Much of the tomato's anti-stress qualities may stem in part from its high water and Vitamin A content. The water hydrates the system, while Vitamin A has a positive effect on the immune system, which is a key player in controlling nerve function. Additional links between beta-carotene and potassium recommend tomatoes to the diet of chronically-stressed individuals.
- Heart Health
Vitamin K, Vitamin A, and lycopene have a profound impact on lowering cholesterol and so, protecting against heart disease. The unique cocktail of compounds in tomatoes also have a demonstrable effect on inflammation. Studies have linked decreased inflammation to lower heart stress, which in turn benefits overall heart health.

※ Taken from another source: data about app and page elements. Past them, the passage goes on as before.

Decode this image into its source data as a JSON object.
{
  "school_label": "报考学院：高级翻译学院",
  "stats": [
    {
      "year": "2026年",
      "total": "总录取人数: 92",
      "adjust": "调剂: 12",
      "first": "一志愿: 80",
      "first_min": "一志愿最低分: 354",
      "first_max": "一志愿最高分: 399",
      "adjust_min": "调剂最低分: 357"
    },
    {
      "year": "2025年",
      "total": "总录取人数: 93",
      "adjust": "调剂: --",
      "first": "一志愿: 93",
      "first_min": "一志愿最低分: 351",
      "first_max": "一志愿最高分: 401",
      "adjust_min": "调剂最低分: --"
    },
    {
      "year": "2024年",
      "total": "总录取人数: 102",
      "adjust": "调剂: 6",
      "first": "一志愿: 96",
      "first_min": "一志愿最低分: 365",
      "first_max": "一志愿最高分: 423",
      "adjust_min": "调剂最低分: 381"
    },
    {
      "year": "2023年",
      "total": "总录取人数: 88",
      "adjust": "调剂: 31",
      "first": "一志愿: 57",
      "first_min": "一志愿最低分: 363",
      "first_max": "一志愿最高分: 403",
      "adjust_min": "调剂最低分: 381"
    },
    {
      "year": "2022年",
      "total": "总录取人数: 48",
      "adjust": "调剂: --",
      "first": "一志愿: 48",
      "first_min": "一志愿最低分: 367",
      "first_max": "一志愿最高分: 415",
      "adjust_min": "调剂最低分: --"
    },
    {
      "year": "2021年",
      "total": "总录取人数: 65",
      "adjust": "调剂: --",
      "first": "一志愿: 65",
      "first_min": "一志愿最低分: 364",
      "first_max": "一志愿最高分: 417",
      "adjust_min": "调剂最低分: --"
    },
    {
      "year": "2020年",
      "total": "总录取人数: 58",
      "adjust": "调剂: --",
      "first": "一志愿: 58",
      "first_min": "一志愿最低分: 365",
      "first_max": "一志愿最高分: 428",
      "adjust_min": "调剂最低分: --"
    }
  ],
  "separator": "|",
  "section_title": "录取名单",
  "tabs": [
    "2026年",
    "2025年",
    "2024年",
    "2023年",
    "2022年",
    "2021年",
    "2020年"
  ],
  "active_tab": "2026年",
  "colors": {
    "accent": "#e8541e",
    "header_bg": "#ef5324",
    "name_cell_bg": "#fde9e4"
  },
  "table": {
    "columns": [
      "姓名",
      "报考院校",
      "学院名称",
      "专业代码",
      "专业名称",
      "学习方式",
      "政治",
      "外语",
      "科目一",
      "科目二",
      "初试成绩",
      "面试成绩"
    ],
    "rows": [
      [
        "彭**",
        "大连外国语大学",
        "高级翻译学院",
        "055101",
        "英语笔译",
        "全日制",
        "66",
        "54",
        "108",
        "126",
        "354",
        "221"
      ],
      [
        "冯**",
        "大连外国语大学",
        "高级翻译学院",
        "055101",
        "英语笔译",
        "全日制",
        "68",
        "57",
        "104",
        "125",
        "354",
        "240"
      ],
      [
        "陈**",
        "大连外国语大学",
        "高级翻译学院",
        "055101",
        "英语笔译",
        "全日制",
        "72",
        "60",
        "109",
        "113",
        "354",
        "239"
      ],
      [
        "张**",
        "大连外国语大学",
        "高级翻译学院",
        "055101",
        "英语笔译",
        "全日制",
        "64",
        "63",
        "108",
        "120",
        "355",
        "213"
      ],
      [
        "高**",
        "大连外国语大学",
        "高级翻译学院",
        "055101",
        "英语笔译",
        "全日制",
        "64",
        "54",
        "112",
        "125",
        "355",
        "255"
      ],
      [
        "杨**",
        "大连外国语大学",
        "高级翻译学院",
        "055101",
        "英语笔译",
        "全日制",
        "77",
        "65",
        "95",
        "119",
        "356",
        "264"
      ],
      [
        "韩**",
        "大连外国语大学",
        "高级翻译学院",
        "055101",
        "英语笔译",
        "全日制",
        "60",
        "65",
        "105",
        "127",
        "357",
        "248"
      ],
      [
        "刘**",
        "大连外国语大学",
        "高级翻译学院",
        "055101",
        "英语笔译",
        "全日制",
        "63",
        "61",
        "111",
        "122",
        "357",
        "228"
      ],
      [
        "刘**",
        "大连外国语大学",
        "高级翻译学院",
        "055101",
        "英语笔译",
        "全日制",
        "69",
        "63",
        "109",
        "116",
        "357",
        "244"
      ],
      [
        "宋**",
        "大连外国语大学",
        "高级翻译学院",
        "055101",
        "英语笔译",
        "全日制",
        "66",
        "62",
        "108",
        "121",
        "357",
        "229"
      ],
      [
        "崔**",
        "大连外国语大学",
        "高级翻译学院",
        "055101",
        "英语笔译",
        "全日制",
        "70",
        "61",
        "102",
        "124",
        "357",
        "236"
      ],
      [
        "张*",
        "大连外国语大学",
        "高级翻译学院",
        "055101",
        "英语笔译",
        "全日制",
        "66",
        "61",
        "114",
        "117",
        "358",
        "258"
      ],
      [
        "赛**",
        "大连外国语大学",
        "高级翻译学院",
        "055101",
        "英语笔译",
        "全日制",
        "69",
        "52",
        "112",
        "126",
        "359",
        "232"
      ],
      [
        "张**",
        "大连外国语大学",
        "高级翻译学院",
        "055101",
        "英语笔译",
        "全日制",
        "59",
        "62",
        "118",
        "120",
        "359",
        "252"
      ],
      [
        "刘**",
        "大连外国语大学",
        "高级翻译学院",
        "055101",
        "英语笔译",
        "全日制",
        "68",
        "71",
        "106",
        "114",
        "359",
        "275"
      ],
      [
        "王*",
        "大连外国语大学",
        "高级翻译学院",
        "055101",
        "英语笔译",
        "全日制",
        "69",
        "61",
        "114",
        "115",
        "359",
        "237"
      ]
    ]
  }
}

Tomatoes contain nicotinic acid, which studies have found effective in combating infection, especially urinary tract infections (UTI). Particularly of benefit to frequent UTI sufferers is the added water, potassium, and vital nutrients not found in cranberry juice, especially commercially-produced juice. A diet that helps prevent UTIs should include tomatoes.
- Morning Sickness

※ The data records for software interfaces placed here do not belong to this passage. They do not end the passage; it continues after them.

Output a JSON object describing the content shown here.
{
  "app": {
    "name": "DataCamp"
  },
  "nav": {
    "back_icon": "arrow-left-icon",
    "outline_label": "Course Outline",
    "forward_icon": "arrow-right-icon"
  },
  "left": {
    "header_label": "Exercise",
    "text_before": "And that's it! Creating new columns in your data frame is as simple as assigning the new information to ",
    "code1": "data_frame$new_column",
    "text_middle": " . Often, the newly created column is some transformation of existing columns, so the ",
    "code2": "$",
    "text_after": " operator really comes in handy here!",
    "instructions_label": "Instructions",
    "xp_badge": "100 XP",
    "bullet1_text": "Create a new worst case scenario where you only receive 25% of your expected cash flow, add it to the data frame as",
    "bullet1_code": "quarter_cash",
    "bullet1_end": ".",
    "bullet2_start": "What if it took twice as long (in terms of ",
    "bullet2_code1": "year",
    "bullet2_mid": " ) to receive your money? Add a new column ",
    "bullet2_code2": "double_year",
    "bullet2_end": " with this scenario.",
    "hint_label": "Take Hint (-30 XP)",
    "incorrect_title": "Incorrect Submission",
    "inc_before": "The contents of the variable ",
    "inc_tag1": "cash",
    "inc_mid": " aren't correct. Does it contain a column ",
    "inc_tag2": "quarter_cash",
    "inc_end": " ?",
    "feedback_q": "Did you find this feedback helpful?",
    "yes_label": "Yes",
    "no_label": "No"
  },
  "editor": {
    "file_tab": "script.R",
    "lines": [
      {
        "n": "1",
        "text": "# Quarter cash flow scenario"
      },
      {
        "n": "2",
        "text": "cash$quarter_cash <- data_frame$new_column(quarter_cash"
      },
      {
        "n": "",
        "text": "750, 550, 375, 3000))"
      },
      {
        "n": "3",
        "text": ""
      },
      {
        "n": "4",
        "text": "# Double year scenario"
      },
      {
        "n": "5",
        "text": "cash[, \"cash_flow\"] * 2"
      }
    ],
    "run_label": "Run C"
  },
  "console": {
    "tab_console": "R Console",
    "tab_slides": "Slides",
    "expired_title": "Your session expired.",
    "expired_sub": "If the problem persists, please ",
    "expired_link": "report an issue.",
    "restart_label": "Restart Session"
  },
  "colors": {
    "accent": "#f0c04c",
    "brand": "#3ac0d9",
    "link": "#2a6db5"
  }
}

Here is another instance where hydration and nutrient replenishment, along with the relatively mild flavor of tomatoes, likely has more to do with this benefit than anything else. Commercially produced tomato juices also have high sodium content - the perfect thing to balance electrolytes in a morning sickness sufferer.
Did you know...?
- The tomatoes Columbus or Cortez introduced to Europe were probably yellow! Early writings call the tomatoes "pomo d'oro" - or, "golden apple."
- Oil, especially olive oil, supports intestinal absorption so efficiently that it can triple the amount of lycopene that makes it into blood plasma!
- Early Europeans wondered if Eve bit into a tomato in the Garden of Eden. That, combined with the 'harlot red' of the tomato, gave it a scandalous stigma.
- Tomatoes come in over 10,000 varieties and several colors, including pink, black, purple, and even white!
Tomato Nutrition Facts
Per 100g: Data assumes a ripe, average tomato
Total Calories: 18
- From Carbs: 14.2
- From Fat: 1.7
- From Protein: 21
- From Alcohol: 0
Vitamin A: 833 IU (17% DV)
Vitamin C: 12.7mg (21% DV)
Vitamin D: ~
Vitamin E: 0.5mg (3% DV)
Vitamin K: 7.9mcg (10% DV)
Thiamin: >0.0 (2% DV)
Riboflavin: >0.0 (1% DV)
Niacin: 0.6mg (3% DV)
Vitamin B6: 0.1mg (4% DV)
Folate: 15mcg (4% DV)
Vitamin B12: >0.0 (>1% DV)
Pantothenic Acid: 0.1mg (1% DV)
Calcium: 10mg (1% DV)
Iron: 0.3mg (1% DV)
Magnesium: 11mg (3% DV)
Phosphorus: 24mg (2% DV)
Potassium: 237mg (7% DV)
Sodium: 5.0mg (0% DV)
Zinc: 0.2mg (1% DV)
Copper: 0.1mg (3% DV)
Manganese: 0.1mg (6% DV)
Selenium: >0.0mcg (>1% DV)
Protein: 0.9g (2% DV)
Total Carbohydrates: 3.9g (1% DV)
- Dietary Fiber: 1.2g (5% DV)
- Starch: >0.0g
- Sugars: 2.6g
Fats and Fatty Acids
Total Fat: 0.2g (>1% DV)
- Saturated Fat: >0.0g (>1% DV)
- Monounsaturated Fat: >0.0g
- Polyunsaturated Fat: 0.1g
- Total Trans Fatty Acids: ~
- Total Trans-Monoenoic Fatty Acids: ~
- Total Trans-Polyenoic Fatty Acids: ~
- Total Omega-3 Fatty Acids: 3mg
- Total Omega-6 Fatty Acids: 80mg
Cholesterol: >0.0 (>0% DV)
Tomatoes and Cooking
The tomato is excellent raw and excellent cooked: each form has some nutrient trade-offs. Cooked tomatoes demonstrate higher absorption of its carotenoids and flavonoids in eaters, while raw tomatoes retain more nutrients overall. To maximize the health benefits of tomatoes, then, consumers should get plenty of both. Here are some recipe ideas for incorporating both cooked and raw tomatoes into your diet:
- Caprese Salad
- Fresh Tomato Basil Sauce
- Prosciutto, Mozzarella, Tomato, and Basil Panini
- Baked Parmesan Tomatoes
Levenson SM, et al. "Ascorbic acid, riboflavin, thiamin, and nicotinic acid in relation to severe injury, hemorrhage, and infection in the human." 23 Aug 2011. <http://www.ncbi.nlm.nih.gov/pmc/articles/PMC1803278/pdf/annsurg01380-0050.pdf>.
Palozza P, Parrone N, Catalano A, Simone R. "Tomato lycopene and inflammatory cascade: basic interactions and clinical implications." Curr Med Chem. 17(23):2547-63. PMID: 20491642.
Polívková Z, Šmerák P, Demová H, Houška M. "Antimutagenic effects of lycopene and tomato purée." J Med Food. 13(6):1443-50. Epub: 2010 Sep 27. PMID: 20874227.
Shukla SK, Gupta S, Ojha SK, Sharma SB. "Cardiovascular friendly natural products: a promising approach in the management of CVD." Nat Prod Res. 24(9):873-98. PMID: 20461632.